| TASK OBJECTIVE |
After counting the lines below that hold the word "when", reply with the count and nothing else.

────────────────────────────────────────

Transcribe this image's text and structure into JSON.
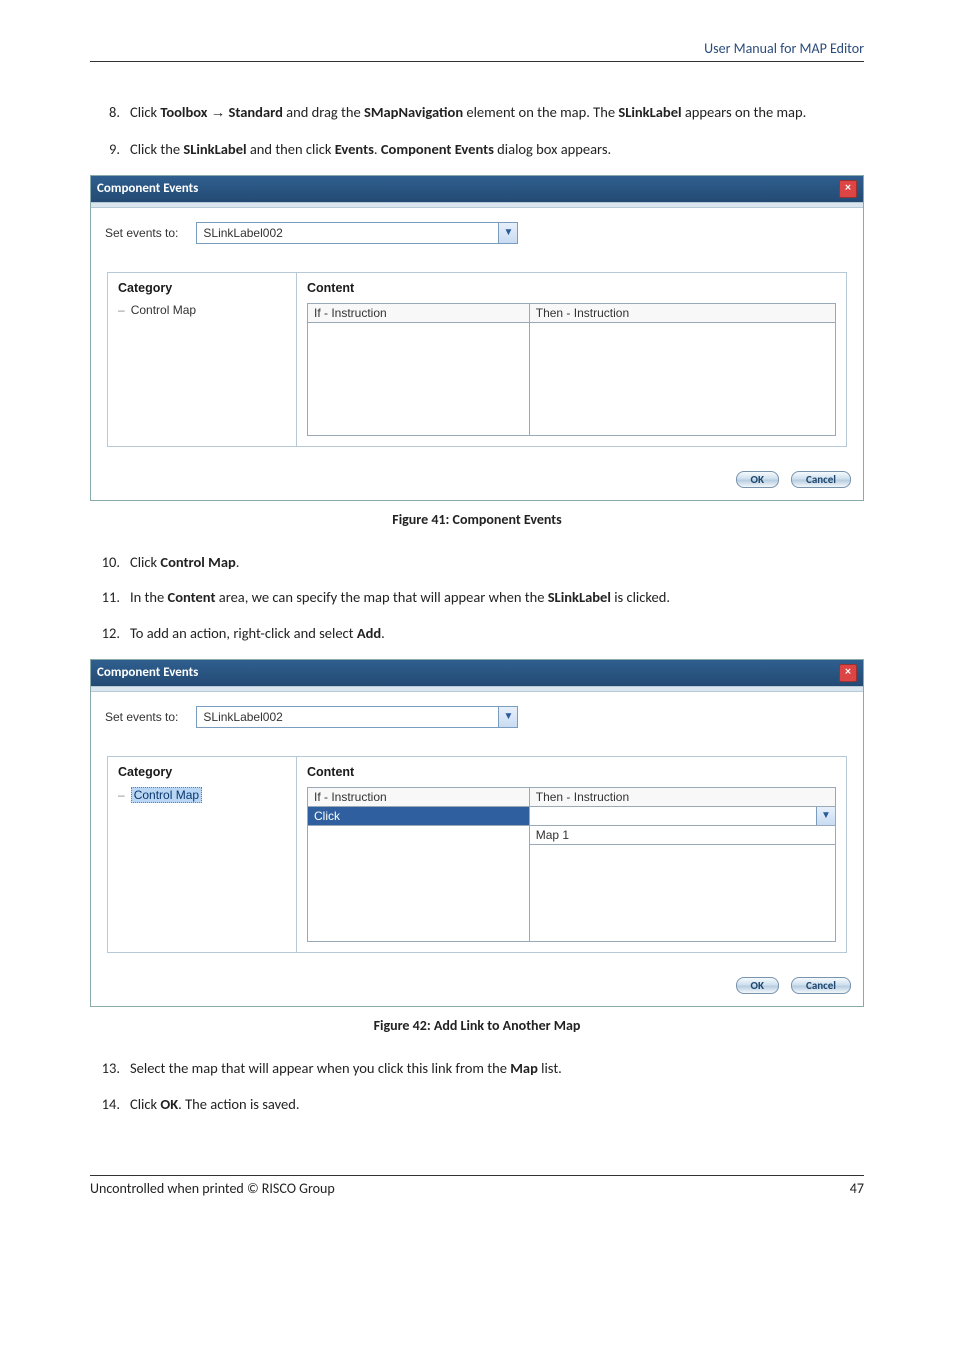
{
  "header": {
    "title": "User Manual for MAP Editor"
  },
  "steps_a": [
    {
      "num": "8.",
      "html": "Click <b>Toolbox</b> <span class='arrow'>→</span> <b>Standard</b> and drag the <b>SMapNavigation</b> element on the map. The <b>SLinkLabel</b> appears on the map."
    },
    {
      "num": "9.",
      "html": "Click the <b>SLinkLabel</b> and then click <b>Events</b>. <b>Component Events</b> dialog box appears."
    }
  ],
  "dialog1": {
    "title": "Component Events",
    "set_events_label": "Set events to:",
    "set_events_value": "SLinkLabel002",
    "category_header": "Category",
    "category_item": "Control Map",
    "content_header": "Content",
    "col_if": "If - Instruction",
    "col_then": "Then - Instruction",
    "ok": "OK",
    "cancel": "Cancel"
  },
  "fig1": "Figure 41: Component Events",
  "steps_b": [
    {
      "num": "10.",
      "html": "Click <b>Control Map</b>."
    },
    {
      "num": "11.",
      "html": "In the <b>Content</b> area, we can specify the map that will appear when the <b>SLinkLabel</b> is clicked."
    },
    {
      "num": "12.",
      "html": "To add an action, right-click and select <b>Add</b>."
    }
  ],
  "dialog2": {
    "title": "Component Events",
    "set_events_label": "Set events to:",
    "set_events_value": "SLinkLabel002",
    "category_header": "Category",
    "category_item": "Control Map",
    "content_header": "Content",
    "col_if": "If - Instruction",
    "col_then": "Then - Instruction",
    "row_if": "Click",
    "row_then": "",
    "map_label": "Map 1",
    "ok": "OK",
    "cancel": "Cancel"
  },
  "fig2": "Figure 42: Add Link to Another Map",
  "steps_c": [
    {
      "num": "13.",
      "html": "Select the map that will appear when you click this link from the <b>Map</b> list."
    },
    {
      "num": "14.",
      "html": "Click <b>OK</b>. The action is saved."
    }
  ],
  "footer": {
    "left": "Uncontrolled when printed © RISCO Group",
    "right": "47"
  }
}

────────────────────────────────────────

| RESULT FOR THIS TASK |
3